»»

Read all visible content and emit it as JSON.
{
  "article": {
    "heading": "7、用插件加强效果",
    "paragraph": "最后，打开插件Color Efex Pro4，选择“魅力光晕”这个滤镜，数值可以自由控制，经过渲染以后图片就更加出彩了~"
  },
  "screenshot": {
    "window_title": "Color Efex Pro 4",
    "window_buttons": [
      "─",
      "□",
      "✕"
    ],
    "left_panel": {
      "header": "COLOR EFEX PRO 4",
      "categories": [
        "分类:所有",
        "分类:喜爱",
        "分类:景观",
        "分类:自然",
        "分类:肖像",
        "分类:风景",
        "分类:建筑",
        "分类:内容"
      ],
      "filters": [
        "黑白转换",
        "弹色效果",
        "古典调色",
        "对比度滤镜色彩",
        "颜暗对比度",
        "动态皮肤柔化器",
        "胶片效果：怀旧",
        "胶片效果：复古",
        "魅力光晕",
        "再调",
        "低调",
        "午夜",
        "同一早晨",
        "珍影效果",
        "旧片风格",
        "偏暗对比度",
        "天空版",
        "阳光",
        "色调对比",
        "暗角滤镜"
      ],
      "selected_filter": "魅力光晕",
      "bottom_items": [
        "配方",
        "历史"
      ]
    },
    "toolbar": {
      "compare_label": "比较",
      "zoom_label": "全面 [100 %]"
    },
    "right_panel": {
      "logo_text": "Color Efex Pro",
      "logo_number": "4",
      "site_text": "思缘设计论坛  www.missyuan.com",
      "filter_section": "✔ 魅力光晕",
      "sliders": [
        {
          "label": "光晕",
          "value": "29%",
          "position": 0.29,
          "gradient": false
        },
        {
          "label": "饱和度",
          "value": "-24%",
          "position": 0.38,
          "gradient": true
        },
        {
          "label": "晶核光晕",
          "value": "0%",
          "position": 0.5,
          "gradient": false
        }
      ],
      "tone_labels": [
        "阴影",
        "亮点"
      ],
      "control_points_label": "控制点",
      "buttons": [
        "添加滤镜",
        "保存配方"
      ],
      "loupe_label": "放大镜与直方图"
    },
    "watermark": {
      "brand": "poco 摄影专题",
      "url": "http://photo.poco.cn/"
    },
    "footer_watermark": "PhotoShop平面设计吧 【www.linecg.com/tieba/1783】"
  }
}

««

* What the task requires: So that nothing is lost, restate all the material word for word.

* Task output:
Read all visible content and emit it as JSON.
{
  "article": {
    "heading": "7、用插件加强效果",
    "paragraph": "最后，打开插件Color Efex Pro4，选择“魅力光晕”这个滤镜，数值可以自由控制，经过渲染以后图片就更加出彩了~"
  },
  "screenshot": {
    "window_title": "Color Efex Pro 4",
    "window_buttons": [
      "─",
      "□",
      "✕"
    ],
    "left_panel": {
      "header": "COLOR EFEX PRO 4",
      "categories": [
        "分类:所有",
        "分类:喜爱",
        "分类:景观",
        "分类:自然",
        "分类:肖像",
        "分类:风景",
        "分类:建筑",
        "分类:内容"
      ],
      "filters": [
        "黑白转换",
        "弹色效果",
        "古典调色",
        "对比度滤镜色彩",
        "颜暗对比度",
        "动态皮肤柔化器",
        "胶片效果：怀旧",
        "胶片效果：复古",
        "魅力光晕",
        "再调",
        "低调",
        "午夜",
        "同一早晨",
        "珍影效果",
        "旧片风格",
        "偏暗对比度",
        "天空版",
        "阳光",
        "色调对比",
        "暗角滤镜"
      ],
      "selected_filter": "魅力光晕",
      "bottom_items": [
        "配方",
        "历史"
      ]
    },
    "toolbar": {
      "compare_label": "比较",
      "zoom_label": "全面 [100 %]"
    },
    "right_panel": {
      "logo_text": "Color Efex Pro",
      "logo_number": "4",
      "site_text": "思缘设计论坛  www.missyuan.com",
      "filter_section": "✔ 魅力光晕",
      "sliders": [
        {
          "label": "光晕",
          "value": "29%",
          "position": 0.29,
          "gradient": false
        },
        {
          "label": "饱和度",
          "value": "-24%",
          "position": 0.38,
          "gradient": true
        },
        {
          "label": "晶核光晕",
          "value": "0%",
          "position": 0.5,
          "gradient": false
        }
      ],
      "tone_labels": [
        "阴影",
        "亮点"
      ],
      "control_points_label": "控制点",
      "buttons": [
        "添加滤镜",
        "保存配方"
      ],
      "loupe_label": "放大镜与直方图"
    },
    "watermark": {
      "brand": "poco 摄影专题",
      "url": "http://photo.poco.cn/"
    },
    "footer_watermark": "PhotoShop平面设计吧 【www.linecg.com/tieba/1783】"
  }
}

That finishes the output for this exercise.